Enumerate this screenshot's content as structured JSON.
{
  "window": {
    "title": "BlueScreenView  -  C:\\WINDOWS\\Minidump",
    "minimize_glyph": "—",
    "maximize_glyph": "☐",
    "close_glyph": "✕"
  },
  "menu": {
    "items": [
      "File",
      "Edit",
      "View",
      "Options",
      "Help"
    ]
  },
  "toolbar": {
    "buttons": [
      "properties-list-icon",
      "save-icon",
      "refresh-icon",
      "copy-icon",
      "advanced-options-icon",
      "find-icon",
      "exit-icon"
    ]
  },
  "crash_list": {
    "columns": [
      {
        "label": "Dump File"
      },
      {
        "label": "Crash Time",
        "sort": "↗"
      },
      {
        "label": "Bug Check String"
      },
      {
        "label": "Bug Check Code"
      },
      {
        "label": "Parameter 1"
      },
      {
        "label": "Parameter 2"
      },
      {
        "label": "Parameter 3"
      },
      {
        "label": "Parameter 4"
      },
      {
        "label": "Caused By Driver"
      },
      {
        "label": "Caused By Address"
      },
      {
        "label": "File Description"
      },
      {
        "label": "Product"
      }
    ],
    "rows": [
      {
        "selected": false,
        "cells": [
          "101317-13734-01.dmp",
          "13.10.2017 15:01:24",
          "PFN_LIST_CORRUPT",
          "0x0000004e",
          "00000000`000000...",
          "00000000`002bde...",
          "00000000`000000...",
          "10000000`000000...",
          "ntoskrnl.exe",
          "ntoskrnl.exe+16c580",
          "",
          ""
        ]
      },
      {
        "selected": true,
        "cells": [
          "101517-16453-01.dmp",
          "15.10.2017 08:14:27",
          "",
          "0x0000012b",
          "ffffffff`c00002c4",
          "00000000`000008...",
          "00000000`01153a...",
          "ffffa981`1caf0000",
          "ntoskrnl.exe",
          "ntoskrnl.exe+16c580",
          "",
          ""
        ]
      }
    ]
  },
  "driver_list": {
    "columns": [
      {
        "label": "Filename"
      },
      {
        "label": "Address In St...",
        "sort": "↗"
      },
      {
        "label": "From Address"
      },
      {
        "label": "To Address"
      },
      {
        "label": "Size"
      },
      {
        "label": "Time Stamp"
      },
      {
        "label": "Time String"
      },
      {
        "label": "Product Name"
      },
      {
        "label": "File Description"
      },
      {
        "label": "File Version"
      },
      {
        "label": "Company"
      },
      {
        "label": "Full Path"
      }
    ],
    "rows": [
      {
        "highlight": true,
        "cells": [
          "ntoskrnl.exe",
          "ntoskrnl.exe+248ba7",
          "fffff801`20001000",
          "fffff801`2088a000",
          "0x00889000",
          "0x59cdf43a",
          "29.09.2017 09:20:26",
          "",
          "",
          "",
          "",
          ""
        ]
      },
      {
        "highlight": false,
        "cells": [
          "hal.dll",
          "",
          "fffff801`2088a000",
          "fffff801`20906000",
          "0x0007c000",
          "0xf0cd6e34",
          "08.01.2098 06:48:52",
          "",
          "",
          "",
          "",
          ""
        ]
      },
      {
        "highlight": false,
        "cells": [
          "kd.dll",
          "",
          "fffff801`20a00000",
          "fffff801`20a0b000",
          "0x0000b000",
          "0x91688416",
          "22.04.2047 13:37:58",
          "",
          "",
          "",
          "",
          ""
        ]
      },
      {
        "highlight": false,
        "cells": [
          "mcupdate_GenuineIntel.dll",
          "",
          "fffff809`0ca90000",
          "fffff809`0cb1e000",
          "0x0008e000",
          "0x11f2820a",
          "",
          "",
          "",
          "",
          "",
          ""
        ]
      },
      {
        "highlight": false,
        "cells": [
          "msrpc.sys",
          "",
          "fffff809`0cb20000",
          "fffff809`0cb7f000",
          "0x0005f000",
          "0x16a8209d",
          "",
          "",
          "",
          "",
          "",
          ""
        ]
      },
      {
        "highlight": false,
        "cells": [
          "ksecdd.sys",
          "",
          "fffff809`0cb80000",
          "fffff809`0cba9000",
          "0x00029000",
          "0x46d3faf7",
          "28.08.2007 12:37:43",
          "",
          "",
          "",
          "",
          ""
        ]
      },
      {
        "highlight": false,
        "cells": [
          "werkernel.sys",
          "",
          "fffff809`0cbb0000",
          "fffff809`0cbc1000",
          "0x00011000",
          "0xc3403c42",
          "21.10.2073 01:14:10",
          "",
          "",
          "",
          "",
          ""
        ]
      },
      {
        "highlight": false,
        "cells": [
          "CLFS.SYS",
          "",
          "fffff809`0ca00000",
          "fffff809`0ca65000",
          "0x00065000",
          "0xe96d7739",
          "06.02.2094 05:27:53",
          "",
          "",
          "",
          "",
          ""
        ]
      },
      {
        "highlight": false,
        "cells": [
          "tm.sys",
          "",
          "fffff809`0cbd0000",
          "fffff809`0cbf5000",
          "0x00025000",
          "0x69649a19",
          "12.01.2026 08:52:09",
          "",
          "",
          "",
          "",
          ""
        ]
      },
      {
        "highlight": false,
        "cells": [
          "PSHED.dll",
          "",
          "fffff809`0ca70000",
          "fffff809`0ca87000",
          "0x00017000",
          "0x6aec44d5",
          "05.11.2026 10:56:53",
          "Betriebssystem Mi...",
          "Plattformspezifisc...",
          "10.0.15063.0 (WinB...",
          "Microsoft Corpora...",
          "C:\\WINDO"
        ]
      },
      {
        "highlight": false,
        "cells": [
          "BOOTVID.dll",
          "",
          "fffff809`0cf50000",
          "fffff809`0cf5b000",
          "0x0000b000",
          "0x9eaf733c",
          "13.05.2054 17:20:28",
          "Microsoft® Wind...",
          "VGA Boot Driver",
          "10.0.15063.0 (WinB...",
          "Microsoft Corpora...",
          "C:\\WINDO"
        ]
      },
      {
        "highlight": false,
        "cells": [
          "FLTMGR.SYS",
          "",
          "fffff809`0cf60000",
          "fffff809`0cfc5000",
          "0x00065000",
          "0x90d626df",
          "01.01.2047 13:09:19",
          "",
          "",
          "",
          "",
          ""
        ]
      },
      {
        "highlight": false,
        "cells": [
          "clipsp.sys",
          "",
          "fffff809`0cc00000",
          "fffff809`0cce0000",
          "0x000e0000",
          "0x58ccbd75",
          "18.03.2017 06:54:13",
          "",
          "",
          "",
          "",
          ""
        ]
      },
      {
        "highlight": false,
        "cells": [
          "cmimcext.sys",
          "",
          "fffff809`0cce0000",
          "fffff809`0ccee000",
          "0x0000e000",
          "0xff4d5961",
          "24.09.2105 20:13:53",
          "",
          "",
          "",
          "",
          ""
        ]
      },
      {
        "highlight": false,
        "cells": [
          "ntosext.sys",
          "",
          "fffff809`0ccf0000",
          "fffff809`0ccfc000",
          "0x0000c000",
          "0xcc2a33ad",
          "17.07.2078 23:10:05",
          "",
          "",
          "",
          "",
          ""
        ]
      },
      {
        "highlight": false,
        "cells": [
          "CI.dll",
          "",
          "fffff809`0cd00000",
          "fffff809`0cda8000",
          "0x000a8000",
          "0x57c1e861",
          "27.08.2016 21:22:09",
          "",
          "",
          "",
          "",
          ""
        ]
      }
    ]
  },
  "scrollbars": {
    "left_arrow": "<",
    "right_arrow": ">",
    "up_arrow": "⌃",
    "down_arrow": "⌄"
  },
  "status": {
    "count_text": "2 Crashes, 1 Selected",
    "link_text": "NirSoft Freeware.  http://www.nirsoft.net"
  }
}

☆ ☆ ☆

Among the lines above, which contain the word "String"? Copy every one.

        "label": "Bug Check String"
        "label": "Time String"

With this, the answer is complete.